Despite six decades of dedicated study in the Southeast, scientists have yet to find an effective bio-control to mimic the ecological balance furnished by hydrilla’s natural enemies in Asia. So like communities in Florida and Louisiana, the Cayuga Lake task force has relied on a suite of herbicides. So far, the combined tab for local monitoring and chemicals is $700,000. That’s chump change compared to the $15 million to $20 million spent annually in the Sunshine State to keep the invader in check. “Here, we’ve got 20,000-acre lakes that are 90 percent covered in hydrilla,” says agronomist Bill Haller ’69, acting director of the University of Florida’s Center for Aquatic and Invasive Plants. “Our economic surveys have shown that with a 50 percent infestation, 75 percent of people stop using the lake for fishing, sailing, boating, swimming, and other recreational uses.”
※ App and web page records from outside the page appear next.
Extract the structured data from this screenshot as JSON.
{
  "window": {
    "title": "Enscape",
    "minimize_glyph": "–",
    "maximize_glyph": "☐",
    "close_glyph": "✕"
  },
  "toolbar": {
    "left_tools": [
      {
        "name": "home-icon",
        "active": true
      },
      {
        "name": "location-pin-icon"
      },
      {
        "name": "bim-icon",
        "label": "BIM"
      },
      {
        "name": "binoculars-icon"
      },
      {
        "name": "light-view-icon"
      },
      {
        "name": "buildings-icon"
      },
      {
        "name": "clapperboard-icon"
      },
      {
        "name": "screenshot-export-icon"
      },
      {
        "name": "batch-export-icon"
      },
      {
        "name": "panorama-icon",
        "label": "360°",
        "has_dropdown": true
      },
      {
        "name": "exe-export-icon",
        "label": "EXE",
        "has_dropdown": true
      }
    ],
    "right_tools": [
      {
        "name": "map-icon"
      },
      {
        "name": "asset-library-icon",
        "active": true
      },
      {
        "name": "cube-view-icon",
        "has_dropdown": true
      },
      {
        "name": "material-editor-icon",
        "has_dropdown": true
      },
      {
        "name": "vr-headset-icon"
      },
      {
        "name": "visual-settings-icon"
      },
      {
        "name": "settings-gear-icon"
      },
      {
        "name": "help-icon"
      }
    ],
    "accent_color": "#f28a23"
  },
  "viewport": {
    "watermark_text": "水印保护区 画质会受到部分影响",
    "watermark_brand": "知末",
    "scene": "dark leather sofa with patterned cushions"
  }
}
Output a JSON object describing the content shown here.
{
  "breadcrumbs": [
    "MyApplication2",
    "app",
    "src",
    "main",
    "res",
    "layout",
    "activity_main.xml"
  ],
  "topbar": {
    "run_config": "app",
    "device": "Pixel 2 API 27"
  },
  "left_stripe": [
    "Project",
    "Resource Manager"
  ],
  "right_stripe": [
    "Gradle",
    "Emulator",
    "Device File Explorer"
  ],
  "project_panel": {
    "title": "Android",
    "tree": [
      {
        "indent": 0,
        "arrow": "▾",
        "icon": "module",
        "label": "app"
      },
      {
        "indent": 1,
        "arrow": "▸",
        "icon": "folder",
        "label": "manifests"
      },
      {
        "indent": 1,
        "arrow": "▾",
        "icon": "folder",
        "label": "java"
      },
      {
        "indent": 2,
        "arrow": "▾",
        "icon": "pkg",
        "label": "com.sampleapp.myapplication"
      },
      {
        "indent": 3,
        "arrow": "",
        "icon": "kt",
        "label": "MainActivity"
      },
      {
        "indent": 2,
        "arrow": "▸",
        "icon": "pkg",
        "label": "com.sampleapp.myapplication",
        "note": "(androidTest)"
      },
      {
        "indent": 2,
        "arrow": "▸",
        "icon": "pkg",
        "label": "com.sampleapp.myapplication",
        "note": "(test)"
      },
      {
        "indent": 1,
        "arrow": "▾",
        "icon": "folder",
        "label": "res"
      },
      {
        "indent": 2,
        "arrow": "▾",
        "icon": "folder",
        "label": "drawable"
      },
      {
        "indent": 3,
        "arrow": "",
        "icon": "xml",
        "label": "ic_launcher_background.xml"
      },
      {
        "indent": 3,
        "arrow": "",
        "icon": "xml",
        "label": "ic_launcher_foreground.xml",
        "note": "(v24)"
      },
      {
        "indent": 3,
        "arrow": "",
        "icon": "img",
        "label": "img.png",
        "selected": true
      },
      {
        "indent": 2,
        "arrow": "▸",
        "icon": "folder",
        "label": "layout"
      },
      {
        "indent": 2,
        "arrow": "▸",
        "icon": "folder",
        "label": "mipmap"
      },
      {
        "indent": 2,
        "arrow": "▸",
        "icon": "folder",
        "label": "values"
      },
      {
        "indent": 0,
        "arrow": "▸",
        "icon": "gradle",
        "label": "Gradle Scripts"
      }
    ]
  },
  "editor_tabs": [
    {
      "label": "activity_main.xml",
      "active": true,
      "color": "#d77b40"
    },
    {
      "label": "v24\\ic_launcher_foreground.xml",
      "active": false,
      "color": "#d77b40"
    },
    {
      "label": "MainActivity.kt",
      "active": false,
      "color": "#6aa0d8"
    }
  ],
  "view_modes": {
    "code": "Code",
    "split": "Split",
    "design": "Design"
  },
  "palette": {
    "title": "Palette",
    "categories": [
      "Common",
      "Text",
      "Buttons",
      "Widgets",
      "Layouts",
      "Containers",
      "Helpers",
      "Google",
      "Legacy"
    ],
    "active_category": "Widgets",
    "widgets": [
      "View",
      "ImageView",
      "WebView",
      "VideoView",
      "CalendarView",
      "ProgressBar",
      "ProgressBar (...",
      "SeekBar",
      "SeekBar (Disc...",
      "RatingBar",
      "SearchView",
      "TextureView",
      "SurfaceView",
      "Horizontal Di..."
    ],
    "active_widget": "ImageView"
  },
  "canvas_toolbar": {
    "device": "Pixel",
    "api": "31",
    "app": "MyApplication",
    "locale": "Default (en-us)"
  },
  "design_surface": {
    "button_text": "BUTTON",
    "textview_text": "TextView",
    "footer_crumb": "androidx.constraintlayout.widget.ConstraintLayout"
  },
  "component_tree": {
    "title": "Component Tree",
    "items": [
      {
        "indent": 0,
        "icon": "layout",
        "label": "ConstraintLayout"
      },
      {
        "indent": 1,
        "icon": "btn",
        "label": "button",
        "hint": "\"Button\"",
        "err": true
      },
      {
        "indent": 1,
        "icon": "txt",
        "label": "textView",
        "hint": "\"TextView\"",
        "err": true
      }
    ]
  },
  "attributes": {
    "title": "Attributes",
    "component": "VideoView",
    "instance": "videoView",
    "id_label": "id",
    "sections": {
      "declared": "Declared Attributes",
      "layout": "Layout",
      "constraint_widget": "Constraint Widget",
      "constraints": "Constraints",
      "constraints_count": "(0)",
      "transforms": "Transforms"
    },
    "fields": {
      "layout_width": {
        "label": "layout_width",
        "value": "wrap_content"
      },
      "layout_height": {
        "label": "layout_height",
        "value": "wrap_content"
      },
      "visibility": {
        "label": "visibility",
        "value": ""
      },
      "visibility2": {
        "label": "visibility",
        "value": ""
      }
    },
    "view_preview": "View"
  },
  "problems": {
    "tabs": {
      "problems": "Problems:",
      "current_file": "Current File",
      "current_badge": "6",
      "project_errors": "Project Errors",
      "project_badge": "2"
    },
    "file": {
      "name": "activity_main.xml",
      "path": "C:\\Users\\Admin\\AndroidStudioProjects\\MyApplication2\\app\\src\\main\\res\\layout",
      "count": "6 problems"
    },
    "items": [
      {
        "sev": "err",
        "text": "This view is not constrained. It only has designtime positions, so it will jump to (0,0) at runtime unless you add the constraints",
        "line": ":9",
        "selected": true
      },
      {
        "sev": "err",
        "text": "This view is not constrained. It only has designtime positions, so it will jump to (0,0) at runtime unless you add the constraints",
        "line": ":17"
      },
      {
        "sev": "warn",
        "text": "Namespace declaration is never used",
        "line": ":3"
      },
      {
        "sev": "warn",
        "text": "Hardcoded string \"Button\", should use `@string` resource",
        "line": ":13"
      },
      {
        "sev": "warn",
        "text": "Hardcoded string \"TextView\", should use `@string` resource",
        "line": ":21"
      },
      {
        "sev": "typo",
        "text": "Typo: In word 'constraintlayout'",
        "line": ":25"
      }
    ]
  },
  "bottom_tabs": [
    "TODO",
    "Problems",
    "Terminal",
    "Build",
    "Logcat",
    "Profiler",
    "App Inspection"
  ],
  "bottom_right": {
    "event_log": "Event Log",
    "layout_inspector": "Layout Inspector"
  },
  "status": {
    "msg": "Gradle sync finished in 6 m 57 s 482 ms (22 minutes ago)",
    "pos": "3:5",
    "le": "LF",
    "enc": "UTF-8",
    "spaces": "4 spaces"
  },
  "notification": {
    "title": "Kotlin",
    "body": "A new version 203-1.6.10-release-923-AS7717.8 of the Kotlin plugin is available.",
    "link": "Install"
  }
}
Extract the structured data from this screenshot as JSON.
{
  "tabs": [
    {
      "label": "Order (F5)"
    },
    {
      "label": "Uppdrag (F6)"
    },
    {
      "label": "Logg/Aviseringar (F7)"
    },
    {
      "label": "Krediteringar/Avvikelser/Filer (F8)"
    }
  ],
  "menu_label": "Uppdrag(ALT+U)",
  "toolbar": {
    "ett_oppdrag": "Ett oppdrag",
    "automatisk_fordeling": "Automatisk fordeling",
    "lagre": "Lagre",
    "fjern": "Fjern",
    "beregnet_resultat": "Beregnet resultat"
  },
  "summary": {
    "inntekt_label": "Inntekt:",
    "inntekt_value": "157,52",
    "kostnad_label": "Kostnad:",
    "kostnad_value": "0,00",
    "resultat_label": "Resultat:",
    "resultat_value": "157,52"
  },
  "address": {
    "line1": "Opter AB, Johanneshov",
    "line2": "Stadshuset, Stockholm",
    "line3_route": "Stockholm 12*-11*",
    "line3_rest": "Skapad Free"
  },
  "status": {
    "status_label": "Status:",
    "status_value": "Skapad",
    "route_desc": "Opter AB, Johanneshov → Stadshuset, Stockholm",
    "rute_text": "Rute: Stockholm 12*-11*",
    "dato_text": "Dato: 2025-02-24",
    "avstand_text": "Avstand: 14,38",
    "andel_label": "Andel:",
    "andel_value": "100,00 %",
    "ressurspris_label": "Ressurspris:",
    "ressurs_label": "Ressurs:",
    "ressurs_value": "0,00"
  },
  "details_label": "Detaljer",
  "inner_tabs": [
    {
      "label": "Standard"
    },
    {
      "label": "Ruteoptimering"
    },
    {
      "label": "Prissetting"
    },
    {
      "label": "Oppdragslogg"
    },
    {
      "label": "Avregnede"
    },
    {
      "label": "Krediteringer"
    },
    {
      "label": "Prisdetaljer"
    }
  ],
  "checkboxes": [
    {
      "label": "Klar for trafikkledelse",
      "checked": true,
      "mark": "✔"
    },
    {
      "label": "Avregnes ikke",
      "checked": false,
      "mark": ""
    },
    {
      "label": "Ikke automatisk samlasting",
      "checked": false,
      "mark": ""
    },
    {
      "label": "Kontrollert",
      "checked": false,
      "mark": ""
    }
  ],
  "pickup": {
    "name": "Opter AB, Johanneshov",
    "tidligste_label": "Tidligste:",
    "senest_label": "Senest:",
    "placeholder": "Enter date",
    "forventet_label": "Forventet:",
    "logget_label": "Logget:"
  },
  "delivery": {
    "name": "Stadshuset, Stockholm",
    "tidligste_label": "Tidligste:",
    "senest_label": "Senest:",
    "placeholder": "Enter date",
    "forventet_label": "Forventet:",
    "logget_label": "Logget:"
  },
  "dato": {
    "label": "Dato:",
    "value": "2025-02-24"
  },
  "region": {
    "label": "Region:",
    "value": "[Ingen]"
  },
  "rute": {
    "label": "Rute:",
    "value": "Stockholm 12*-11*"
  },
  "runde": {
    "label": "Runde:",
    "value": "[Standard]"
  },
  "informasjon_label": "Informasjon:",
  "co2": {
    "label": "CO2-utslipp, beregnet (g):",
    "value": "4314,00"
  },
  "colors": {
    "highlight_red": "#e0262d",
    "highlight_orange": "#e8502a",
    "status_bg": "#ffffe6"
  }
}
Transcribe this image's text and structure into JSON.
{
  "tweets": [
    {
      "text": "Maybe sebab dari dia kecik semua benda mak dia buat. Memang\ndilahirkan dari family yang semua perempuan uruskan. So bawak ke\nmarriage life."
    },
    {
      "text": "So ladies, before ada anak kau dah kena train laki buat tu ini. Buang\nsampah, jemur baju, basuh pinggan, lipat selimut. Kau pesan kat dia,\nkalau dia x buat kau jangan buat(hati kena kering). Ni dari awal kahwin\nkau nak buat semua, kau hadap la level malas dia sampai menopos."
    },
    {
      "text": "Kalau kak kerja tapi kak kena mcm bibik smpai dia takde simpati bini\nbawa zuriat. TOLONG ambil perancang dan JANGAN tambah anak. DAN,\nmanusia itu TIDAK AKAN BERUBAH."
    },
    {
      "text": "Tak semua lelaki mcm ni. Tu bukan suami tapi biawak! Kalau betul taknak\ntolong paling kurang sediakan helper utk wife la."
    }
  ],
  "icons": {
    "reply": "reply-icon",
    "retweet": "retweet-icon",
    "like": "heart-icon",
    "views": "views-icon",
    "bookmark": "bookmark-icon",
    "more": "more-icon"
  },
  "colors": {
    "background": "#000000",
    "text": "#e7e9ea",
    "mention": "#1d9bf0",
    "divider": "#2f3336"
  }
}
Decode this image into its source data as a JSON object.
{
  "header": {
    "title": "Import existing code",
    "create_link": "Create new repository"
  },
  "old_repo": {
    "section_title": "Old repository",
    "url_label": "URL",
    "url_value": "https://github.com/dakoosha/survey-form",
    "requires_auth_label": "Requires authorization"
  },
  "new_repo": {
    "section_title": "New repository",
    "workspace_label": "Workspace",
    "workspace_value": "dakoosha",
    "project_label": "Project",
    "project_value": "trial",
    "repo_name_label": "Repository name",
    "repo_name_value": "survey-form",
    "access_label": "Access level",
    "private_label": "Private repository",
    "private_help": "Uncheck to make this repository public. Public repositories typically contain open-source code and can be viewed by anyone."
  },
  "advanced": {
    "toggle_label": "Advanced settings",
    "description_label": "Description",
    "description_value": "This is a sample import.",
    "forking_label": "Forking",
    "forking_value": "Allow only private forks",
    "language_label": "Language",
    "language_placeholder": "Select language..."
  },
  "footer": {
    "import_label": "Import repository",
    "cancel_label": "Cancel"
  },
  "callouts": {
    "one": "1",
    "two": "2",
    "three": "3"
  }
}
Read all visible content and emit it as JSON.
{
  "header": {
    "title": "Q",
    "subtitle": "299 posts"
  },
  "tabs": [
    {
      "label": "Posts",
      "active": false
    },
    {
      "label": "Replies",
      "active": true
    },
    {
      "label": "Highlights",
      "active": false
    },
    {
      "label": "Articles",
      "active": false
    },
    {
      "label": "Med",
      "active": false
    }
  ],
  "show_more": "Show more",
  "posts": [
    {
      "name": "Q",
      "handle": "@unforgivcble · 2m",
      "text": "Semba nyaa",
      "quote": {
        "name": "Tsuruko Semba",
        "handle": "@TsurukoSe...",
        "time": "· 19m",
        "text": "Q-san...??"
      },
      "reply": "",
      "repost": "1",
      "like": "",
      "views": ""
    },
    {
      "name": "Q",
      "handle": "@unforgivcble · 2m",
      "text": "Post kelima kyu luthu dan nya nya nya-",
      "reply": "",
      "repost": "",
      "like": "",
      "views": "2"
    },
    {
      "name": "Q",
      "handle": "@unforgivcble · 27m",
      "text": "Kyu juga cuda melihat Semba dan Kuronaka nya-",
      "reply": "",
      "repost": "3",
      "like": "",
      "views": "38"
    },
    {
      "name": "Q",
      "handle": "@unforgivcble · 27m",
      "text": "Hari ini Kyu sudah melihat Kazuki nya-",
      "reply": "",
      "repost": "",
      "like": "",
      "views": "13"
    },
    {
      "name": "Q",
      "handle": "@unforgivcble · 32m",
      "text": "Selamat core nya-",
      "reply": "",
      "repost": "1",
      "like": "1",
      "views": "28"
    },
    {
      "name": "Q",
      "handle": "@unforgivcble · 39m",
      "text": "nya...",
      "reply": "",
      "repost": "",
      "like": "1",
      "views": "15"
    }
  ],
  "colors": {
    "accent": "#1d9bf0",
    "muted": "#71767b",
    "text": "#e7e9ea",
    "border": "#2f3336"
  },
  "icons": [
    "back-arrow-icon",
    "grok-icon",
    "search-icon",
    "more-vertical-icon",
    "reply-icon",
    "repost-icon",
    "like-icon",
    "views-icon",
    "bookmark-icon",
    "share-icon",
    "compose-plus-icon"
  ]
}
On Cayuga, Johnson’s surveys—paired with a citizen science group known as the Hydrilla Hunters and volunteers from the nonprofit Floating Classroom—show that the team is making headway. Last year, new infestations were discovered at the southern end of the lake, in water features at the Ithaca Golf Course, and in Fall Creek, but populations of the overwintering tubers that transform seasonal top growth into a perennial infestation seem to be falling dramatically. “We don’t know exactly how this plant will behave in a large, open body of water like Cayuga in our bioregion,” says Bill Foster ’87, Floating Classroom’s program director. “The risks, however, are extreme. If hydrilla succeeds in becoming established and behaves as it has elsewhere, lake-based recreation will be curtailed or radically altered.”